      If one or more of your seniors causes you, your marriage, and/or your kids significant stress, you parents have many options to protect your kids from inheriting the [wounds + unawareness] cycle. Start by assessing yourself and your partner for wounds and unawareness (Lesson 1).  Then select from choices like these:

  • You and your partner discuss these options and agree on an action plan, as teammates. If your mate is a GWC (Grown Wounded Child) in denial, see this.

  • Discuss this overview of the [wounds + unawareness] cycle with the grandparents, and ask their help in guarding their grandkids from inheriting it.

  • If any family senior is a GWC, consider discussing that with them respectfully. Show them this and this, and invite them to assess for wounds for your kids' sakes. If they are wounded (ruled by false selves), expect seniors to resist, deny, excuse, attack, discount, or ignore your request. If you feel hesitant or guilty about confronting your parents, remind yourself that you're doing this to protect your kids from inheriting lethal psychological wounds.

  • If a grandparent is addicted to something (a symptom of psychological wounds and inner pain), you and your mate discuss and choose from these options.

  • If you have communication problems with one or more grandparents, see this and this. The best option is to invite your seniors to study Lesson 2 with you!

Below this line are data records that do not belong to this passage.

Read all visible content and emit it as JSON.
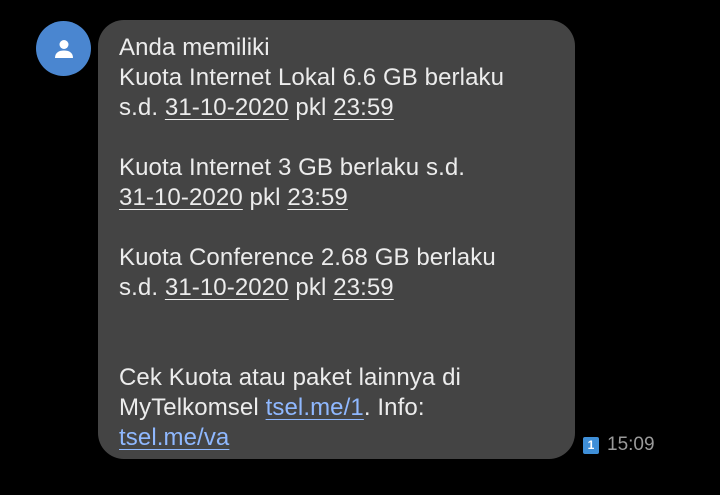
{
  "avatar": {
    "icon": "person-icon",
    "color": "#4a86d0"
  },
  "message": {
    "line1": "Anda memiliki",
    "line2": "Kuota Internet Lokal 6.6 GB berlaku",
    "line3_prefix": "s.d.",
    "date1": "31-10-2020",
    "pkl1": "pkl",
    "time1": "23:59",
    "line4": "Kuota Internet 3 GB berlaku s.d.",
    "date2": "31-10-2020",
    "pkl2": "pkl",
    "time2": "23:59",
    "line6": "Kuota Conference 2.68 GB berlaku",
    "line7_prefix": "s.d.",
    "date3": "31-10-2020",
    "pkl3": "pkl",
    "time3": "23:59",
    "line8": "Cek Kuota atau paket lainnya di",
    "line9_prefix": "MyTelkomsel",
    "link1": "tsel.me/1",
    "line9_suffix": ". Info:",
    "link2": "tsel.me/va"
  },
  "meta": {
    "sim_number": "1",
    "time": "15:09"
  },
  "colors": {
    "background": "#000000",
    "bubble": "#444444",
    "text": "#ececec",
    "link": "#8fb8ff",
    "sim_badge": "#3f8fd8"
  }
}
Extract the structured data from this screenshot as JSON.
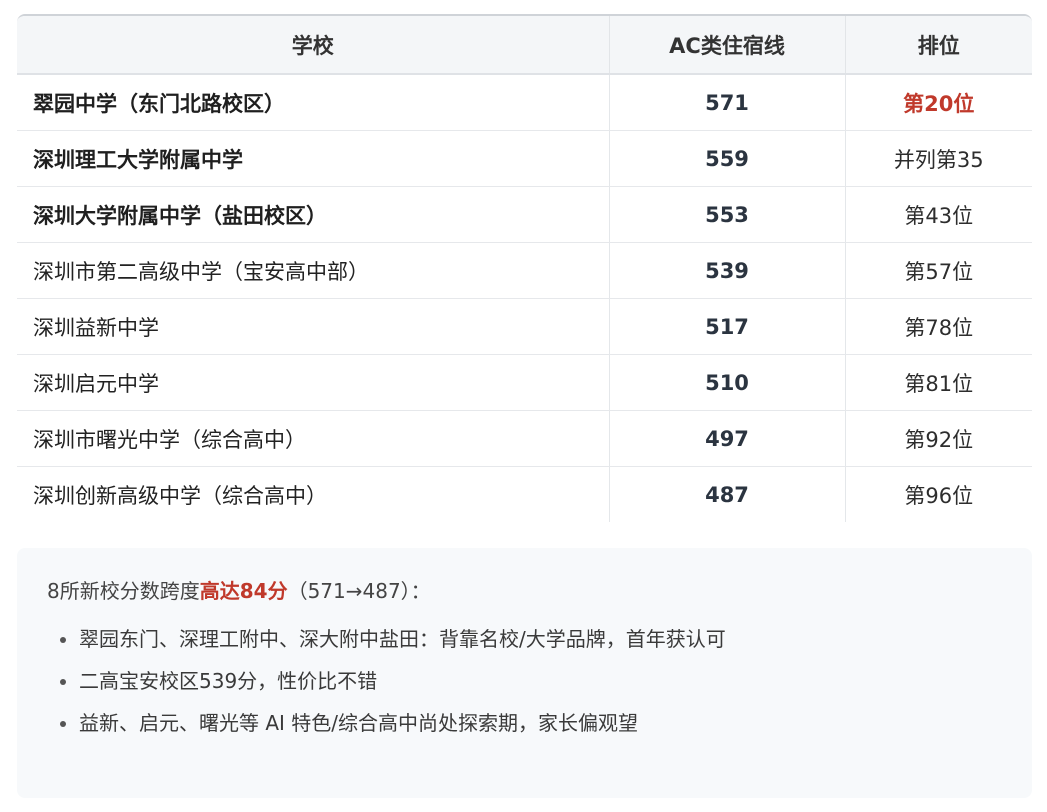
{
  "table": {
    "headers": [
      "学校",
      "AC类住宿线",
      "排位"
    ],
    "rows": [
      {
        "school": "翠园中学（东门北路校区）",
        "score": "571",
        "rank": "第20位",
        "bold": true,
        "highlight": true
      },
      {
        "school": "深圳理工大学附属中学",
        "score": "559",
        "rank": "并列第35",
        "bold": true,
        "highlight": false
      },
      {
        "school": "深圳大学附属中学（盐田校区）",
        "score": "553",
        "rank": "第43位",
        "bold": true,
        "highlight": false
      },
      {
        "school": "深圳市第二高级中学（宝安高中部）",
        "score": "539",
        "rank": "第57位",
        "bold": false,
        "highlight": false
      },
      {
        "school": "深圳益新中学",
        "score": "517",
        "rank": "第78位",
        "bold": false,
        "highlight": false
      },
      {
        "school": "深圳启元中学",
        "score": "510",
        "rank": "第81位",
        "bold": false,
        "highlight": false
      },
      {
        "school": "深圳市曙光中学（综合高中）",
        "score": "497",
        "rank": "第92位",
        "bold": false,
        "highlight": false
      },
      {
        "school": "深圳创新高级中学（综合高中）",
        "score": "487",
        "rank": "第96位",
        "bold": false,
        "highlight": false
      }
    ]
  },
  "note": {
    "summary_prefix": "8所新校分数跨度",
    "summary_highlight": "高达84分",
    "summary_suffix": "（571→487）：",
    "bullets": [
      "翠园东门、深理工附中、深大附中盐田：背靠名校/大学品牌，首年获认可",
      "二高宝安校区539分，性价比不错",
      "益新、启元、曙光等 AI 特色/综合高中尚处探索期，家长偏观望"
    ]
  },
  "colors": {
    "highlight": "#c0392b",
    "header_bg": "#f4f6f8",
    "note_bg": "#f7f9fb"
  }
}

  • If a grandparent is dying or has died, _ discuss your family's grieving policy, and _ check each of your parents and kids for signs of incomplete grief. See Lesson 3.

  • If you need one or more seniors to change an attitude or behavior, identify what you need, and apply these ideas for resolving your problem/s.

  • avoid hinting, asking, or demanding that grandparents show more interest in - or more affection with - your kids. Doing so is a self-defeating ''be spontaneous!'' paradox.

  • If a grandparent clearly favors one grandchild over another, use a respectful ''I''-message (assertion) to teach them how that feels.

  • Note that these choices also apply to each co-parent and your kids' aunts, uncles, and mentors.


      This Lesson-6 article offers a way to judge whether each living or dead grandparent in your multi-generational family increases or decreases your family-system's nurturance level (functioning). The article suggests specific options for dealing with grandparents who may deplete the level. 

      Pause, breathe, and reflect - why did you read this article? Did you get what you needed? If not, what do you need? Who's answering these questions - your true Self, or ''someone else''?

If you're interested in stepfamily grandparents, continue with this.

 This article was very helpful  somewhat helpful  not helpful   

Share/Bookmark  Prior page  /  Lesson 6  /  Print page 


 site intro  /  course outline  /  site search  /  definitions  /  chat contact